Task directions: Return only those lines of the material that contain "Vertex".

┄┄┄┄┄┄┄┄┄┄

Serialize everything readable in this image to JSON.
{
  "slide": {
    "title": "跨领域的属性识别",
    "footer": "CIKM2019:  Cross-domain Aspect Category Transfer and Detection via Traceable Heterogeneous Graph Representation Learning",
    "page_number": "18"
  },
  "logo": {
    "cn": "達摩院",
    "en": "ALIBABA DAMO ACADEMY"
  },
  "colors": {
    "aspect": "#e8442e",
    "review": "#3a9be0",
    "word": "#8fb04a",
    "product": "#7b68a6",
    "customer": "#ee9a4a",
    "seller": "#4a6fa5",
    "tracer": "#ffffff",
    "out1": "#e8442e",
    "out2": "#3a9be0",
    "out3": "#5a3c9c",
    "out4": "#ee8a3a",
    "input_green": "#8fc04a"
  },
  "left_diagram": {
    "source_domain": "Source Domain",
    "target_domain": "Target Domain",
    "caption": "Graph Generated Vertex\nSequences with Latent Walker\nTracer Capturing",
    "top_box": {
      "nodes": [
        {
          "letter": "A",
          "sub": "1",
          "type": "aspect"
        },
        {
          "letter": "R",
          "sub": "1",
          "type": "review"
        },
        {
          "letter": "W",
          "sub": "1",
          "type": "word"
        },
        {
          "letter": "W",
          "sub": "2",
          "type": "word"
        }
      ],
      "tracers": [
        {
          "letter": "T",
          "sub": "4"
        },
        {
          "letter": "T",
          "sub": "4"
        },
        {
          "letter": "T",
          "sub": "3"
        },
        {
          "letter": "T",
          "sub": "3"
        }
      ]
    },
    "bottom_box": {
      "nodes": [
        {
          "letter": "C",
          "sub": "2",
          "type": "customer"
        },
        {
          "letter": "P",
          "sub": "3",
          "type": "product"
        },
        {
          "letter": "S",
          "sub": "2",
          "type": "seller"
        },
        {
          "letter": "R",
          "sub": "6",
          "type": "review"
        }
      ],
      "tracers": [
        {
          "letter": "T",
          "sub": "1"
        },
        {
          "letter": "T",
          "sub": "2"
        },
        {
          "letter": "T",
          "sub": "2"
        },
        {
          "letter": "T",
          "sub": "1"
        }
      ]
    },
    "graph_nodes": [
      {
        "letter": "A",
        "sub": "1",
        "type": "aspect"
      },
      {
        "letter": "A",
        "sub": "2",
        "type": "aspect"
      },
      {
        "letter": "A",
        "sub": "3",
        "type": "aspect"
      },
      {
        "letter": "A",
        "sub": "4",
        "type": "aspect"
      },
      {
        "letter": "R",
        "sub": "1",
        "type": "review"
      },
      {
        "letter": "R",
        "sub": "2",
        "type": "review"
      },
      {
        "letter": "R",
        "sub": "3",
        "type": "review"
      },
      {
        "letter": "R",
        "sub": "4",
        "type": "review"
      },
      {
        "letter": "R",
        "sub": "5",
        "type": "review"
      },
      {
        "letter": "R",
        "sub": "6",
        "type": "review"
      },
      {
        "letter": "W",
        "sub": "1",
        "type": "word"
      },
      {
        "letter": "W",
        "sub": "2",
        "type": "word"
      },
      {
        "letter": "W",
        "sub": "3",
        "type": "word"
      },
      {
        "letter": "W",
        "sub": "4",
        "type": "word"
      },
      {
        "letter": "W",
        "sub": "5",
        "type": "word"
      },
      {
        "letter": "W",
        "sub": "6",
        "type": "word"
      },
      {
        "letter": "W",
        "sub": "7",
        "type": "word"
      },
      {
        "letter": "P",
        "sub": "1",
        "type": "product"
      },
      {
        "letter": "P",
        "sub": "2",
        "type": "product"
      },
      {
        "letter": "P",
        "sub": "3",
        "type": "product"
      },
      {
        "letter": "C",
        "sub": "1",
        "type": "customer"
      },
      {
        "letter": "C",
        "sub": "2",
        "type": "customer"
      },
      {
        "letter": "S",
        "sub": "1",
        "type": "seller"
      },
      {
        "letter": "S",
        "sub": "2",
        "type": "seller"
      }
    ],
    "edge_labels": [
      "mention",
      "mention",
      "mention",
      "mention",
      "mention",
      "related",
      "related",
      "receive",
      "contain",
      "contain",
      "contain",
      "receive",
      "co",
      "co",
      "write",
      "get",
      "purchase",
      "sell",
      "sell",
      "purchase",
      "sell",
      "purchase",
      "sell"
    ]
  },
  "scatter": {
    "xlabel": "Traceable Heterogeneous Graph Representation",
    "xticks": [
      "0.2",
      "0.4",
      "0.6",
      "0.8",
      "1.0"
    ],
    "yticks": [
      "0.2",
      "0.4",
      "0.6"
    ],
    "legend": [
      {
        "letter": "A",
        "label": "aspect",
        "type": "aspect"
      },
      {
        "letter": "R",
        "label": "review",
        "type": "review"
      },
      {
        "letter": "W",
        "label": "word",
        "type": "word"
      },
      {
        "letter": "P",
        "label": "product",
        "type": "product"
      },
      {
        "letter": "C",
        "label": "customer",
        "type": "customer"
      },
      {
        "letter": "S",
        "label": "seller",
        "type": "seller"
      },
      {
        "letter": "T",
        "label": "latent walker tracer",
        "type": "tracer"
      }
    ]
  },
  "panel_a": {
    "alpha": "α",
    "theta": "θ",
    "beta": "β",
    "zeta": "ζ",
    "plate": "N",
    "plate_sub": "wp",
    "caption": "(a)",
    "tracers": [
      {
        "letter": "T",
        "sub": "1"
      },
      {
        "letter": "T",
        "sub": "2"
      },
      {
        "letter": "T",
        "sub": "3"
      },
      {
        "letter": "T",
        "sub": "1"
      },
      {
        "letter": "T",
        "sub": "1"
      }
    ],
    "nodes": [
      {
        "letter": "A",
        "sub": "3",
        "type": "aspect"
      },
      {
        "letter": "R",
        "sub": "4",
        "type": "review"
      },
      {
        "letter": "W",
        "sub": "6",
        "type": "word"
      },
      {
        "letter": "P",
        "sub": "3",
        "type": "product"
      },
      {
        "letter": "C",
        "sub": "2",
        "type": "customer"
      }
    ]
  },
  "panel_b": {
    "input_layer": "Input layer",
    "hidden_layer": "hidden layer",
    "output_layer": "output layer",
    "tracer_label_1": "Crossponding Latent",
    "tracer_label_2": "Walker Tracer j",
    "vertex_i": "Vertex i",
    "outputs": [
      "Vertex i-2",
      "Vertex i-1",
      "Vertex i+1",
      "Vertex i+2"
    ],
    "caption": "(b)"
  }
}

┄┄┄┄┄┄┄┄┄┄

Solution to this task:
    "caption": "Graph Generated Vertex\nSequences with Latent Walker\nTracer Capturing",
    "vertex_i": "Vertex i",
      "Vertex i-2",
      "Vertex i-1",
      "Vertex i+1",
      "Vertex i+2"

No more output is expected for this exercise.